cd vash
mkdir build

Finally, run cmake to build and install the software

cd build
cmake -DCMAKE_BUILD_TYPE=Release ..
cmake --build .
cmake --install .

Installation may require root privileges.

Use ldblocks

lblocks is a command line tool that estimates LD among loci in a plink .bed file. Running it without command line flags prints the flags and their possible values. Most flags are self-explanatory, but setting values to some of them requires special consideration.

--hash-size       - bigger values result in better estimates of LD, but at the expense of speed.
    Based on some experimentation, minimal recommended value is 40, and 100 seems sufficient.
    Setting this flag to 0 leads to full (not hash-based) Jaccard estimates among all pairs.

--n-rows-per-band - is the banding parameter that controls sparsity.
    Setting it high (1/5 the hash size or more) leads to lower probability of
    inclusion of low to moderately similar pairs.
    Setting this flag 0 leads to all pairwise estates to be calculated.
    Beware, since this can result in huge output files.
    The software does its best to not use up RAM, but this has only been tested on Linux.

--only-groups     - no LD calculations are performed and only groups
    and the loci they contain is saved to a file.
--add-locus-names - locus names from the corresponding `.bim` file are outputinstead
    instead the default (base-1) locus indexes. This may result in larger output files.

Output files are tab-delimited and include group IDs, locus pair indexes, and Jaccard similarity estimates.

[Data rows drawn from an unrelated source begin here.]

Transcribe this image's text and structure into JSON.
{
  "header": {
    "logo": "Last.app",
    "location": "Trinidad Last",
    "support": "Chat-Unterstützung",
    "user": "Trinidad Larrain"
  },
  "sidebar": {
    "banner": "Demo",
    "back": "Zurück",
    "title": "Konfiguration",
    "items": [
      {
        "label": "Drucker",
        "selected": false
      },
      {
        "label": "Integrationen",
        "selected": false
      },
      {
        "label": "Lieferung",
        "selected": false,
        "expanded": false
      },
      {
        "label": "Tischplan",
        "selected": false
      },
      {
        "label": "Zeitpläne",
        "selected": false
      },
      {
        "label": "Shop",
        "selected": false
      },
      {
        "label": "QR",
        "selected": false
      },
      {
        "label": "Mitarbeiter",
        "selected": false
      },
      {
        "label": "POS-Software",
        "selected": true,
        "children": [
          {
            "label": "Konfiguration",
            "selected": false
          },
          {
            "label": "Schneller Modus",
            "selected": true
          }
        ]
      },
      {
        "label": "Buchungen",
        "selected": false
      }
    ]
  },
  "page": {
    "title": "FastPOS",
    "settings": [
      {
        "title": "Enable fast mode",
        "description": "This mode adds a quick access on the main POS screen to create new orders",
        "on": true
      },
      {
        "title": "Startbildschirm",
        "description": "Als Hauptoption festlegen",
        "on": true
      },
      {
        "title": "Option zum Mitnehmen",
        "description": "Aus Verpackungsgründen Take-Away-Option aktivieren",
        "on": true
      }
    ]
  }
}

If full Jaccard estimates are produced, group IDs are not included, but \(r^2\) as well as Jaccard similarity estimates are output.

Running the software on whole genomes with millions of loci should not tax RAM (the software keeps track of free memory and only uses about half available RAM), but can still tax disk space. In addition, some pairs can be assigned to more than one group. Removal of these duplicates requires in-memory operations, so if partial results are written to disk some of these duplicates are retained. I recommend using the --only-groups flags in preliminary runs to get a sense of the number of locus pairs that will result given a set of parameters. Analyzing a single chromosome at a time also speeds up the analyses.

Library interface documentation can be found here.